According to the NWS, although some uncertainties in the details remain, both significant ice accumulation and heavy rain/flooding concerns still look likely for parts of eastern Oklahoma and western Arkansas late this week through the weekend, as a strong and slow-moving upper-level storm system impacts the area.

With shallow cold air likely to move into parts of the region, potentially significant ice accumulations may occur across parts of northeast Oklahoma beginning Friday and continuing into Sunday.

Areas northwest of Interstate 44 remain the most likely to see ice accumulations greater than a quarter of an inch, with lesser accumulations as far south and east as Okemah, Wagoner and Jay, according to the NWS.

In addition to the ice potential, multiple rounds of heavy rain are likely this weekend, with widespread storm total amounts from 3 to 5 inches — locally higher — expected. Amounts of this caliber could lead to flooding concerns, despite the ongoing drought conditions.

“This is the first one to potentially have a major impact over a large area,” Sellers said. “The conditions are right.”

The National Weather Service makes these suggestions in case of winter weather:

In your car: make sure you have food, water and blankets in your trunk. Stay off the road when advised to do so by local authorities. Have some salt or sand to help with traction.

Dress for the season: wear loose, warm clothing in layers.

During and after the storm: never use a generator or kerosene heater indoors - carbon monoxide poisoning is a silent killer.

After the storm: take breaks when shoveling snow and stay clear of downed power lines. Salt and sand also are helpful here.

It’s recommended that there is an Emergency Preparedness Kit that includes three days of food, water and prescription medications.

Also, make sure cell phones are fully charged when a storm is approaching as well as any time one is leaving the house. And have replacement batteries on hand for radios and flashlights.

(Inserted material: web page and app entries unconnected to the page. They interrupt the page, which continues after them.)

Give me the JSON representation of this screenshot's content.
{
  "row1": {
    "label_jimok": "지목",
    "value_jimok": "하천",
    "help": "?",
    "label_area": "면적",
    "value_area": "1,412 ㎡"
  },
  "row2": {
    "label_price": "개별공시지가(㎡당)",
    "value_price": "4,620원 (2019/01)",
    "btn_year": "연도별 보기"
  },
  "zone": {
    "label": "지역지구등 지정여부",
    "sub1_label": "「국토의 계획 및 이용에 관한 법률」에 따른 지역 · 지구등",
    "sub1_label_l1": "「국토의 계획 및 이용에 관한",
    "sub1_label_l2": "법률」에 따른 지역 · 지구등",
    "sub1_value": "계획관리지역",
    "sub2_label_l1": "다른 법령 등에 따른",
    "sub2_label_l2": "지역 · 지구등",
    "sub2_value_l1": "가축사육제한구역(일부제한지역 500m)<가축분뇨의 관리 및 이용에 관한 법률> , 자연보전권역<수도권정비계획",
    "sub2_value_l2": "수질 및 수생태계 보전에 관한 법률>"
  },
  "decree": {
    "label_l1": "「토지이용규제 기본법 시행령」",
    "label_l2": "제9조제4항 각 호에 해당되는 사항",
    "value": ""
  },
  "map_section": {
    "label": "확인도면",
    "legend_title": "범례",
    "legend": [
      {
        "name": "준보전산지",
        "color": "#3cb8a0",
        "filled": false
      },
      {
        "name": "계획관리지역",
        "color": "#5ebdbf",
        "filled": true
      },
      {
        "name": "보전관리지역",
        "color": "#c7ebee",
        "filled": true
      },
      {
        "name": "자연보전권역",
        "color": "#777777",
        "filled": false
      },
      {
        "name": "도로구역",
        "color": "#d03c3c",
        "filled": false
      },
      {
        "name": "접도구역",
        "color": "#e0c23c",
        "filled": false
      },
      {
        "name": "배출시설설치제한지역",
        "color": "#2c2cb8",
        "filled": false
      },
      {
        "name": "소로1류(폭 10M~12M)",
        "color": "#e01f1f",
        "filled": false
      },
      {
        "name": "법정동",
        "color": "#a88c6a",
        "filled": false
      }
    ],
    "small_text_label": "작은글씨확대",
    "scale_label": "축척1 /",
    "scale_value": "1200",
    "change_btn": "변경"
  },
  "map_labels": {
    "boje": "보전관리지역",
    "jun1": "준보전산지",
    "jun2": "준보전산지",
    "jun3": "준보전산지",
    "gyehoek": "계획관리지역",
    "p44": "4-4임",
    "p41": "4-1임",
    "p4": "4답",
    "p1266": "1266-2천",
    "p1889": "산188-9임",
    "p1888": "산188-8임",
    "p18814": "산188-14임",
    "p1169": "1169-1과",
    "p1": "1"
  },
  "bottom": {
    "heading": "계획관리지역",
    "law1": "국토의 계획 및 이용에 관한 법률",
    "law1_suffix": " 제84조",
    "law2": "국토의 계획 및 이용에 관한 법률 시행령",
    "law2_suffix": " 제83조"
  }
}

It’s a good idea to bring pets/companion animals inside during winter weather. Move other animals or livestock to sheltered areas with non-frozen drinking water.

Weather updates are available from the NWS on its website or Facebook page.